_Records shown_.

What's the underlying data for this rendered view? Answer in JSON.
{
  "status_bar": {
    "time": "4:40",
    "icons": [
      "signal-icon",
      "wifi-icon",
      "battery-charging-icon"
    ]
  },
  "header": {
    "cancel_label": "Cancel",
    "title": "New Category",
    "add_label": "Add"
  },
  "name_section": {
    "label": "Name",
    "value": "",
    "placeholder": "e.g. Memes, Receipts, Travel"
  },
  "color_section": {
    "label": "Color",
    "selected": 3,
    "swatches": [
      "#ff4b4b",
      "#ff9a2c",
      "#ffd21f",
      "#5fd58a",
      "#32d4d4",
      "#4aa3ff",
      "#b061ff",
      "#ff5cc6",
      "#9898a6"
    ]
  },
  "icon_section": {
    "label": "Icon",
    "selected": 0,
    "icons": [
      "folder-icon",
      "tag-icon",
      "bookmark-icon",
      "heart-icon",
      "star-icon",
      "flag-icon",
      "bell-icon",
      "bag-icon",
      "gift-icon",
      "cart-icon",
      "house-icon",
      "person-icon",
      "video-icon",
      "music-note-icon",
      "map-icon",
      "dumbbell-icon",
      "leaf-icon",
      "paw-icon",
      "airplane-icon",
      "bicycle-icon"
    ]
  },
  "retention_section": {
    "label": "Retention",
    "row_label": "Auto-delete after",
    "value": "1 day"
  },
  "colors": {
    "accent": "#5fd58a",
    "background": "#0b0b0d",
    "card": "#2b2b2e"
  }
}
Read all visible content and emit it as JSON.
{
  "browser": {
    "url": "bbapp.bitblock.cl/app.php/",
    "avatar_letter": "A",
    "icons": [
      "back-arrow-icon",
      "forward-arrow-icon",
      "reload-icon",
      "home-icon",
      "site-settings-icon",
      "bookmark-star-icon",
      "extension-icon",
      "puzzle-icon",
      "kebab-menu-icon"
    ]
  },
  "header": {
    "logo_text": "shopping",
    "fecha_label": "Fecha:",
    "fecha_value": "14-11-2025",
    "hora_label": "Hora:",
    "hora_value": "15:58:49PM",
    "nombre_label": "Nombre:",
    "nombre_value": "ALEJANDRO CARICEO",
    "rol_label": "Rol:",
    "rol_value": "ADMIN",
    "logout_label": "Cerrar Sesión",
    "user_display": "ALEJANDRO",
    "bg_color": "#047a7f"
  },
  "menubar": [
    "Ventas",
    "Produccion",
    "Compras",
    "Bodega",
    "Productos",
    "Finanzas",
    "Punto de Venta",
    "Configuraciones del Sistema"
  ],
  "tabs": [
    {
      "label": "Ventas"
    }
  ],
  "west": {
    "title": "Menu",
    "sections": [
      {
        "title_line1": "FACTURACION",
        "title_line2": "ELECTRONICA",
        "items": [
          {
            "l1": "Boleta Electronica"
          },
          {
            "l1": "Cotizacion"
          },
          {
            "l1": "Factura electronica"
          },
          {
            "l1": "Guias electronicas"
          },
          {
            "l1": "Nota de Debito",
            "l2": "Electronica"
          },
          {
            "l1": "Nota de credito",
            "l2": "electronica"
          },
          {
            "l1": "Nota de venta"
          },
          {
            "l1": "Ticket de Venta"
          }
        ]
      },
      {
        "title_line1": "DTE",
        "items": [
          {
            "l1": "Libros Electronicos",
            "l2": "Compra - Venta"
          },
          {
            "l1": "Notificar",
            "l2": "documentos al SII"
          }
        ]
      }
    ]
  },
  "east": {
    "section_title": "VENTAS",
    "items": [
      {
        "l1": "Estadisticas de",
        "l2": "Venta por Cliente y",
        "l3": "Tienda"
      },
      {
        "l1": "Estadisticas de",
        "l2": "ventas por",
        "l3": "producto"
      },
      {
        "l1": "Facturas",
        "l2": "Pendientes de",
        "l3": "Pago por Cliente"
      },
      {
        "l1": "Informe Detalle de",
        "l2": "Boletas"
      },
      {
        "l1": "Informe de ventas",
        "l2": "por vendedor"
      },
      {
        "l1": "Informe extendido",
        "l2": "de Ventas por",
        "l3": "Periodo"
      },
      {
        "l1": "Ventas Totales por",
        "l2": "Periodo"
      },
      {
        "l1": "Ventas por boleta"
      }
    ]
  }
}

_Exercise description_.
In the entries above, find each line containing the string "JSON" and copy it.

_Final answer_.
What's the underlying data for this rendered view? Answer in JSON.
Read all visible content and emit it as JSON.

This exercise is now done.